nml 9421 CD 1994 60'
|Anna Homler||vocals, toyinstruments|
|Axel Otto||soundtable, toys, tapes|
|David Moss||drums, vocals, electronics|
|Jon Rose||vocals, electronics|
|Andres Bosshard||tapemachinery, computer, matrixsoundediting|
|Otomo Yoshihide||turntables, electric guitar|
|Dieter Manderscheid||double bass|
|Frank Schulte||synths, sampler, tapes, records, vocals, conductor|
The concept behind SWITCHBOX , as described above by FRANK SCHULTE , is the network of various musical „households" based on electronic circuits in different times and places. Schulte has explored the functions of high voltage networks in big cities, leading to field recordings done at high voltage transformer stations. Moreover, he’s also interested in traffic as a point of intersection of different speeds as well as daily sources of disturbance and interruption: phones, door bells, faxes - things that suddenly lead to new dimensions in time and place. This has led to a network of diverse musical ideas as well as stylistical characters, which Schulte likes to define in it’s highest quality as a household. FRANK SCHULTE lives and works in Cologne/Germany. In his diverse projects he’s always interested in the dialogue with international musicians and performers. In his work he also focusses on electronic media, concerning the creation, treatment and transmission of sound.
"... is an exception in the contempory stagnant free-jazz pond. A possibility to rise above the boundaries of clicheed improvisation through improvisation itself. With a tremendous number of sound sources (samplers,tapes,turntables,toys) and instruments Schulte slips out of the jazz coat into a free zone (with chunks of Industrial, Musique Concrete or Electro-Acoustic), and a radio-play type of assemblage which takes pleasure in sound and the superimposing of sounds is created." (Martin Büsser, Testcard 1)

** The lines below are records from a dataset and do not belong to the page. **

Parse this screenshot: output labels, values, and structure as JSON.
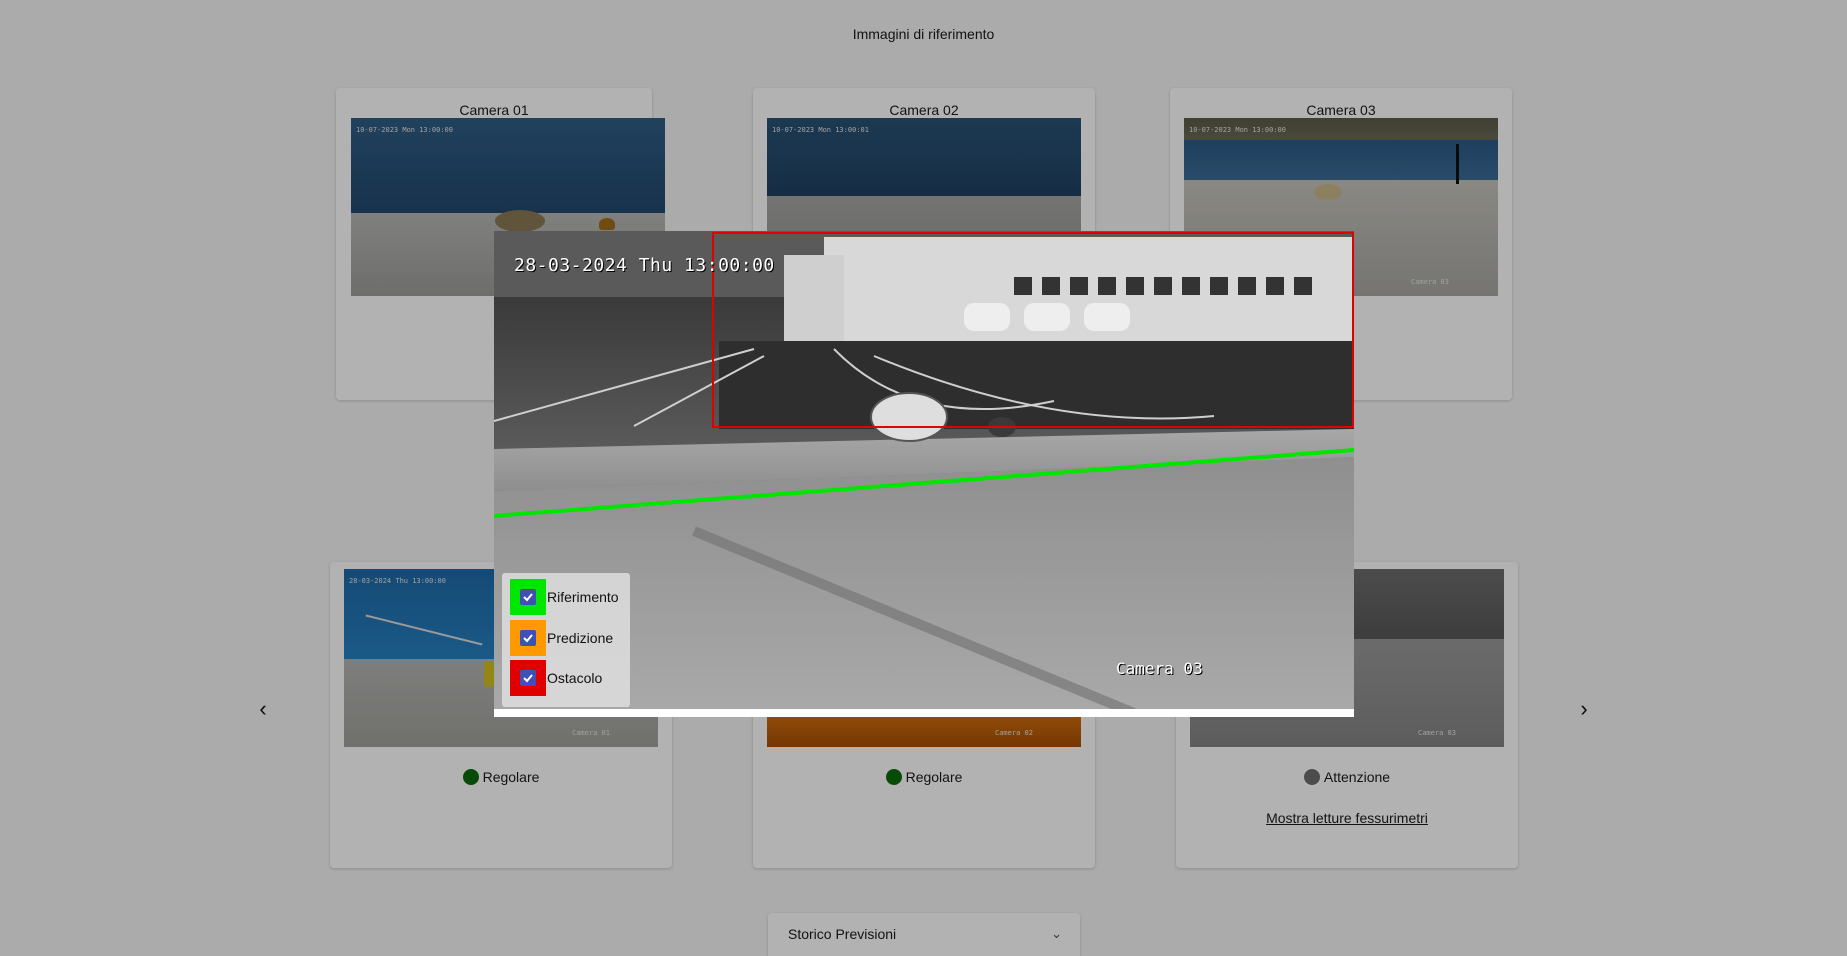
{
  "page": {
    "title": "Immagini di riferimento"
  },
  "colors": {
    "reference": "#00e600",
    "prediction": "#ff9900",
    "obstacle": "#e00000",
    "status_ok": "#0a6e0a",
    "status_warn": "#6e6e6e",
    "checkbox": "#3f51b5"
  },
  "reference_cards": [
    {
      "title": "Camera 01",
      "osd_date": "10-07-2023 Mon 13:00:00"
    },
    {
      "title": "Camera 02",
      "osd_date": "10-07-2023 Mon 13:00:01"
    },
    {
      "title": "Camera 03",
      "osd_date": "10-07-2023 Mon 13:00:00",
      "osd_cam": "Camera 03"
    }
  ],
  "live_cards": [
    {
      "osd_date": "28-03-2024 Thu 13:00:00",
      "osd_cam": "Camera 01",
      "status": "Regolare",
      "status_color": "status_ok"
    },
    {
      "osd_cam": "Camera 02",
      "status": "Regolare",
      "status_color": "status_ok"
    },
    {
      "osd_cam": "Camera 03",
      "status": "Attenzione",
      "status_color": "status_warn",
      "link": "Mostra letture fessurimetri"
    }
  ],
  "navigation": {
    "prev_icon": "chevron-left-icon",
    "next_icon": "chevron-right-icon",
    "prev_glyph": "‹",
    "next_glyph": "›"
  },
  "accordion": {
    "label": "Storico Previsioni",
    "icon": "chevron-down-icon",
    "glyph": "⌄"
  },
  "modal": {
    "osd_date": "28-03-2024 Thu 13:00:00",
    "osd_cam": "Camera 03",
    "legend": [
      {
        "label": "Riferimento",
        "color": "reference",
        "checked": true
      },
      {
        "label": "Predizione",
        "color": "prediction",
        "checked": true
      },
      {
        "label": "Ostacolo",
        "color": "obstacle",
        "checked": true
      }
    ]
  }
}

"Those at the 24th Moers Festival know roughly what to expect: the positive to euphoric responce that Frank Schulte and his growing number of musicians got underlines the excitement created by this unusual project. Not an ad hoc free improvising combo, but a successful attempt to pursue a musical dialogue away from the common clichees and pigeon-holes."